The legislation of identity: "I'll be damned if I let these people take my family's heritage away with the stroke of a pen"
AuthorMeadow, Alison Maria
AdvisorWilliams, Robert A., Jr.
MetadataShow full item record
PublisherThe University of Arizona.
RightsCopyright © is held by the author. Digital access to this material is made possible by the University Libraries, University of Arizona. Further transmission, reproduction or presentation (such as public display or performance) of protected items is prohibited except with permission of the author.
AbstractAssimilation has been used as a tool by the federal government to further its colonial enterprise. Through assimilationist policies, the federal government gained land and resources from Indian people. The codification of a definition of "Indian" in the Indian Reorganization Act (IRA) was intended to limit the number of people to whom the federal government owed a unique political and financial relationship.
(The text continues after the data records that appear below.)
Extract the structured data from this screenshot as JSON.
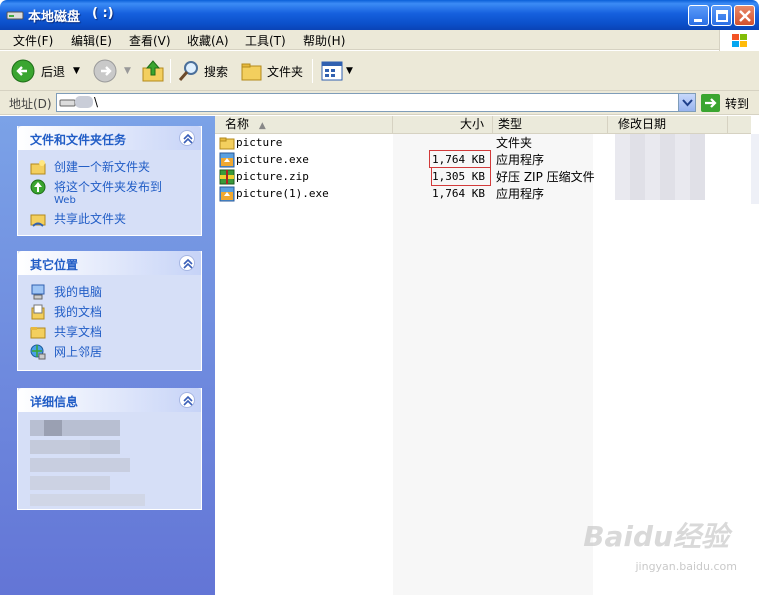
{
  "window": {
    "title": "本地磁盘",
    "title_suffix": "(  :)"
  },
  "menu": [
    "文件(F)",
    "编辑(E)",
    "查看(V)",
    "收藏(A)",
    "工具(T)",
    "帮助(H)"
  ],
  "toolbar": {
    "back": "后退",
    "search": "搜索",
    "folders": "文件夹"
  },
  "address": {
    "label": "地址(D)",
    "value": "\\",
    "go": "转到"
  },
  "left": {
    "tasks": {
      "title": "文件和文件夹任务",
      "items": [
        {
          "label": "创建一个新文件夹"
        },
        {
          "label": "将这个文件夹发布到",
          "sub": "Web"
        },
        {
          "label": "共享此文件夹"
        }
      ]
    },
    "places": {
      "title": "其它位置",
      "items": [
        {
          "label": "我的电脑"
        },
        {
          "label": "我的文档"
        },
        {
          "label": "共享文档"
        },
        {
          "label": "网上邻居"
        }
      ]
    },
    "details": {
      "title": "详细信息"
    }
  },
  "columns": {
    "name": "名称",
    "size": "大小",
    "type": "类型",
    "date": "修改日期"
  },
  "files": [
    {
      "name": "picture",
      "size": "",
      "type": "文件夹",
      "icon": "folder-icon"
    },
    {
      "name": "picture.exe",
      "size": "1,764 KB",
      "type": "应用程序",
      "icon": "exe-icon"
    },
    {
      "name": "picture.zip",
      "size": "1,305 KB",
      "type": "好压 ZIP 压缩文件",
      "icon": "zip-icon"
    },
    {
      "name": "picture(1).exe",
      "size": "1,764 KB",
      "type": "应用程序",
      "icon": "exe-icon"
    }
  ],
  "watermark": {
    "brand": "Baidu经验",
    "url": "jingyan.baidu.com"
  },
  "colors": {
    "titlebar": "#0b4fc9",
    "panel_title": "#215dc6",
    "highlight": "#d23a3a"
  }
}
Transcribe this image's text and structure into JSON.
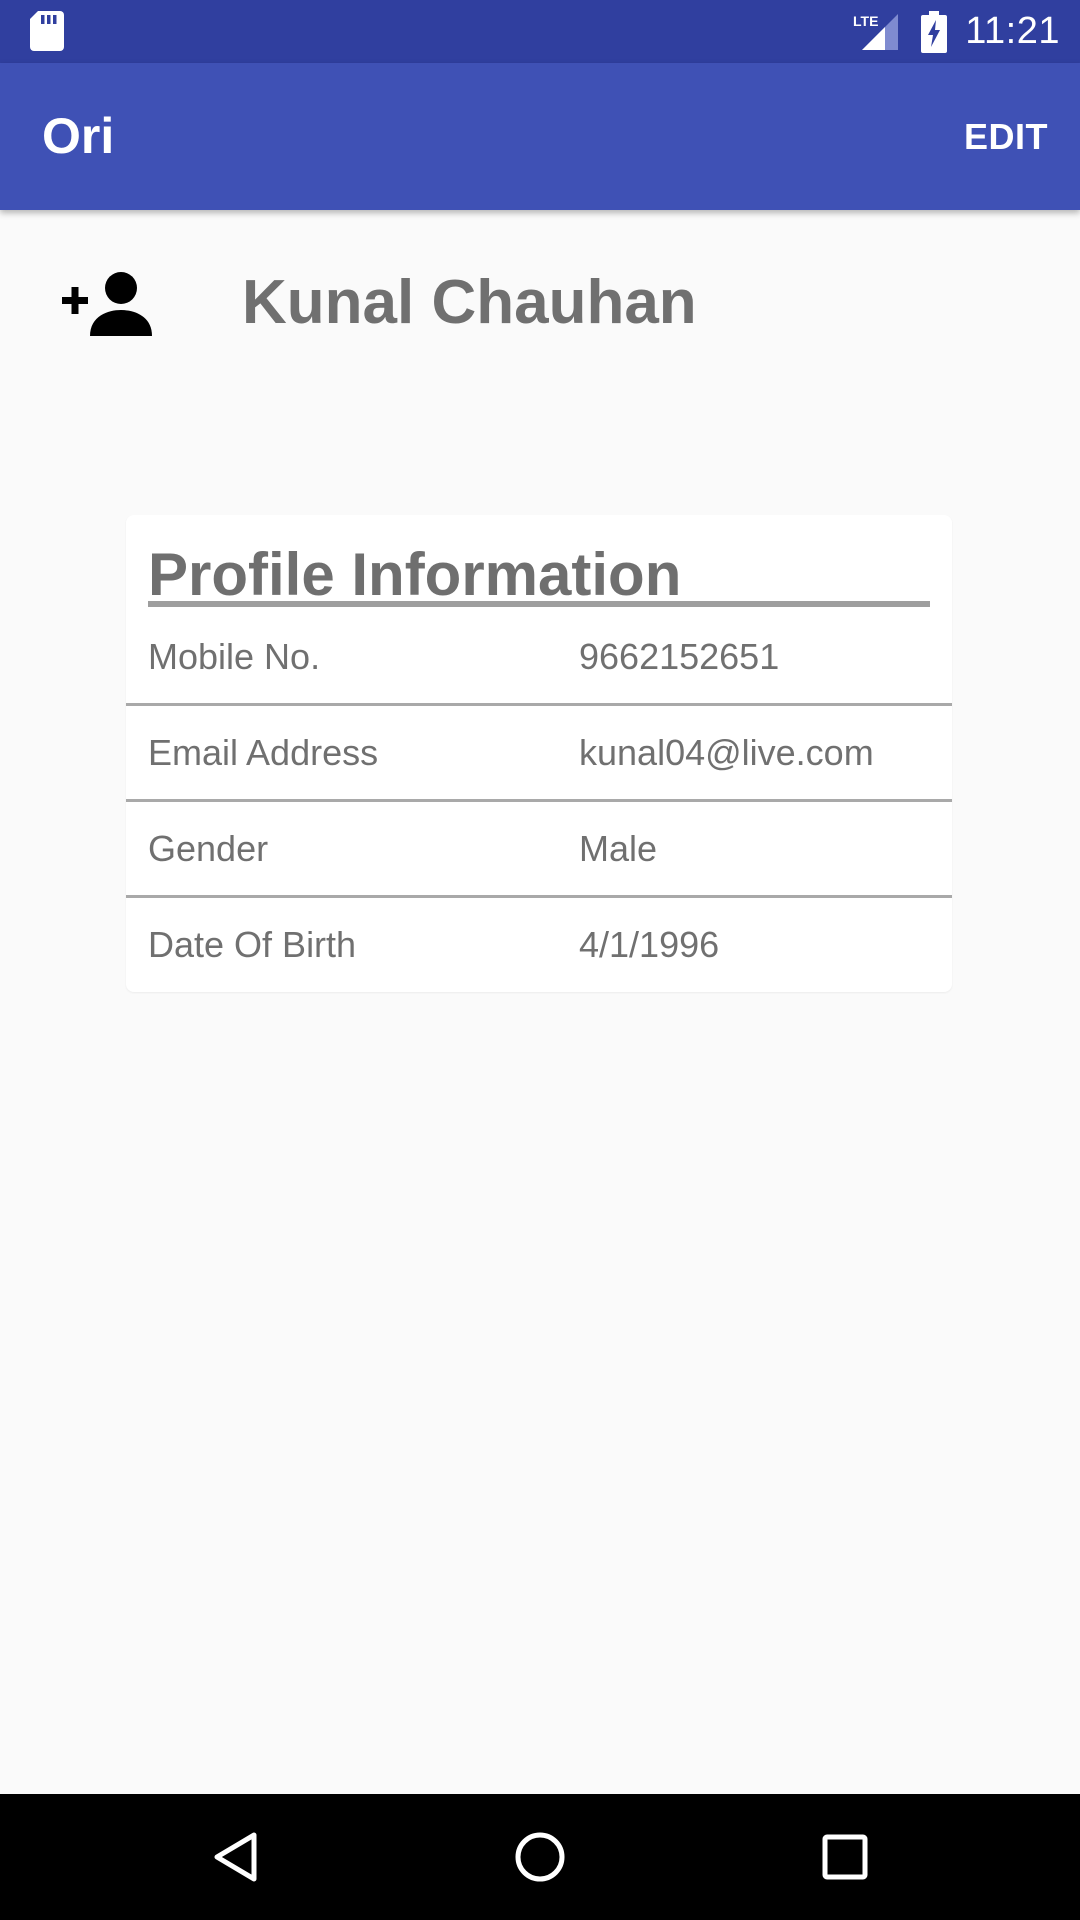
{
  "status_bar": {
    "time": "11:21",
    "network_label": "LTE",
    "icons": [
      "sd-card-icon",
      "signal-icon",
      "battery-charging-icon"
    ]
  },
  "app_bar": {
    "title": "Ori",
    "edit_label": "EDIT"
  },
  "profile": {
    "icon": "add-person-icon",
    "name": "Kunal Chauhan"
  },
  "profile_info": {
    "title": "Profile Information",
    "rows": [
      {
        "label": "Mobile No.",
        "value": "9662152651"
      },
      {
        "label": "Email Address",
        "value": "kunal04@live.com"
      },
      {
        "label": "Gender",
        "value": "Male"
      },
      {
        "label": "Date Of Birth",
        "value": "4/1/1996"
      }
    ]
  },
  "nav_bar": {
    "icons": [
      "back-icon",
      "home-icon",
      "recents-icon"
    ]
  },
  "colors": {
    "status_bar": "#303f9f",
    "app_bar": "#3f51b5",
    "text_gray": "#707070"
  }
}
The application of a definition of "Indian," based on blood-quantum standards, was an attempt to assimilate Indian people out of their Indian identity and into mainstream society where they are not party to the federal relationship. The legislated definition, which differs from tribes' customs and values regarding membership, has had several effects. The definition has affected tribes' abilities to be fully self-determining and issues of "membership" have created divisions within tribes and among Indian people. This paper examines the history of blood-quantum definitions and the long-term effects of and reactions to those definitions within Indian communities.
Degree ProgramGraduate College
American Indian Studies